Unfortunately, grief doesn’t take a break.  For me, I can experience happiness and sorrow at the same time.  I know what an oxymoron, but it is the best way to describe it.  I want to remember and honor those who have died and enjoy the family and friends I do have here physically with me.  It is indeed a balancing act which I don’t always handle gracefully.

I have experienced feelings of emptiness and solitude during my journey, especially around the holidays.  In a previous blog, Grief Completes Me, I shared some of my thoughts about my grief journey and what I accept as true in my life:

  • I will not “complete” grief – It has been almost seventeen years since my husband died and three years since my father passed. When I lose someone or comfort someone who lost a loved one, I feel the same intense deep, raw, pain and sadness.   It will forever be a part of me, and I have become more compassionate with others because of my losses.  I know what to expect in my feelings, and guess what?  I know I will not feel this way each day and the intensity will subside, until the next time.


  • I am not alone – There is a huge difference between being alone and feeling lonely. I am not alone in my grief, but in the middle of grief, I can feel lonely.  I know the loneliness is only temporary and I talk with others who feel the same way, so it validates for me, I am not alone.  God is with me, every step of my life.  He knows my pain and works through it with me. Surrounding me with others such as a grief group was the support I needed to connect with others with similar circumstances.  It is a reminder all people embark on a grief journey at some point in their lives.


  • It is okay to grieve anytime – I know some individuals are uncomfortable around people who are experiencing a loss.
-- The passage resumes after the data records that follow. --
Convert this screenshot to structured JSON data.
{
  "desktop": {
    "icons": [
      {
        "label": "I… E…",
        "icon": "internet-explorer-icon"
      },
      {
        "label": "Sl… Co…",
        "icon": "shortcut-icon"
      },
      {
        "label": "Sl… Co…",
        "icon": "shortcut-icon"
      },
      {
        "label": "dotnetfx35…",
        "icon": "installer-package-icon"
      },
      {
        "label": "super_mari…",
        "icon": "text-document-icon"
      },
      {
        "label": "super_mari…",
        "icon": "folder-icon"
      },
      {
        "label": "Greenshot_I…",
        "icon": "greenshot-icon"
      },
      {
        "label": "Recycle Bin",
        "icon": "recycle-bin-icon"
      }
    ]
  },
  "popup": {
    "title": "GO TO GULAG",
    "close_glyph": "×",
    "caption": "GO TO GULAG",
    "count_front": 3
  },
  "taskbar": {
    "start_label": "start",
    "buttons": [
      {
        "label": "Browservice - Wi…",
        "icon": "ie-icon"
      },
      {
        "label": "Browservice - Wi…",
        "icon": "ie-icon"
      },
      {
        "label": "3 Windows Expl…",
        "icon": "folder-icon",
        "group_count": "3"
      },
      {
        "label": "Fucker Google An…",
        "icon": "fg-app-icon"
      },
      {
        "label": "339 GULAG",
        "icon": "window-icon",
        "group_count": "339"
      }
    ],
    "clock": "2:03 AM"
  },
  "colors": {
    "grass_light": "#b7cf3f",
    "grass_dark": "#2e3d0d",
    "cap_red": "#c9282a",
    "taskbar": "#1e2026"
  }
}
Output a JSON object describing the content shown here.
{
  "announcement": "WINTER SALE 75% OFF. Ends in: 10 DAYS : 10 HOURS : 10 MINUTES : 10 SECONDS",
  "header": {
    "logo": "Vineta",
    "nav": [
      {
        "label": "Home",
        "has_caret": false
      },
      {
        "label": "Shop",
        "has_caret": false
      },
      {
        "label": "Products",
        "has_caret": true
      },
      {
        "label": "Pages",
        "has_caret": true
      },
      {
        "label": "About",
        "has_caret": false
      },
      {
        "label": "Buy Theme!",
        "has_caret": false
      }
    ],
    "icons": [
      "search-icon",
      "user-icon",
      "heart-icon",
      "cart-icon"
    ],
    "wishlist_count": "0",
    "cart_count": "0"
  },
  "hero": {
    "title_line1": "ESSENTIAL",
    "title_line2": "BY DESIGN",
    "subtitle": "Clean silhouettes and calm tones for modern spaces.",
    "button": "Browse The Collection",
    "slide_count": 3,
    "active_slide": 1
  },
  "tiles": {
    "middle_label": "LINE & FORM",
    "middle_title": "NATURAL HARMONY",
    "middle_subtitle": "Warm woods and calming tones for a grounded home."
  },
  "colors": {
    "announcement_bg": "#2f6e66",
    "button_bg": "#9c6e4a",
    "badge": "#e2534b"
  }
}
I have come to the conclusion if I need to cry, it is okay to cry in private or public and release my emotions.  I actually feel better after a cry fest and it allows me to refresh and renew.  When I need to grieve, I do it.  No apologies.  No holding back.  I let it out and know God is also grieving with me.  God knows grief.  As humans, we have grieved Him many times with our actions.  In addition, He watched His Son sacrifice and die for our sins.  I know He is an expert in this field and can totally relate to my circumstances.


Perhaps you are sad and burdened with grief during this holiday season.  My hope is for you to realize you are not alone.  God is always with you and you can turn your pain and sorrow over to Him to handle.  If you invite Him into your heart, He can give you peace and comfort during this difficult time.

I have been there; brokenhearted and crushed in spirit.  God has placed it on my heart to reach out to those hurting from the loss of a loved one.  This is why I write about grief and have a prayer request on my blog.  If you need some support, please feel free to send me a request so I can pray for you.    Blessings to you, and praying for a peaceful new year.

*The Holy Bible, New International Version Copyright 1973, 1978, 1984 by International Bible Society